##### Data #####

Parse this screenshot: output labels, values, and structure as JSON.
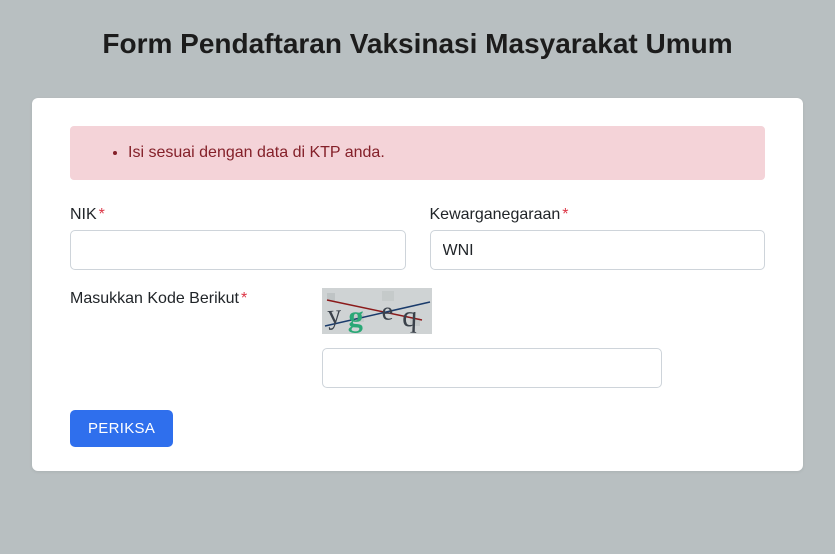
{
  "page": {
    "title": "Form Pendaftaran Vaksinasi Masyarakat Umum"
  },
  "alert": {
    "items": [
      "Isi sesuai dengan data di KTP anda."
    ]
  },
  "form": {
    "nik": {
      "label": "NIK",
      "required_mark": "*",
      "value": ""
    },
    "kewarganegaraan": {
      "label": "Kewarganegaraan",
      "required_mark": "*",
      "selected": "WNI"
    },
    "captcha": {
      "label": "Masukkan Kode Berikut",
      "required_mark": "*",
      "code_display": "yg eq",
      "value": ""
    },
    "submit_label": "PERIKSA"
  }
}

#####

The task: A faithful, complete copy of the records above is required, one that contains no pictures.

Answer below:
Parse this screenshot: output labels, values, and structure as JSON.
{
  "page": {
    "title": "Form Pendaftaran Vaksinasi Masyarakat Umum"
  },
  "alert": {
    "items": [
      "Isi sesuai dengan data di KTP anda."
    ]
  },
  "form": {
    "nik": {
      "label": "NIK",
      "required_mark": "*",
      "value": ""
    },
    "kewarganegaraan": {
      "label": "Kewarganegaraan",
      "required_mark": "*",
      "selected": "WNI"
    },
    "captcha": {
      "label": "Masukkan Kode Berikut",
      "required_mark": "*",
      "code_display": "yg eq",
      "value": ""
    },
    "submit_label": "PERIKSA"
  }
}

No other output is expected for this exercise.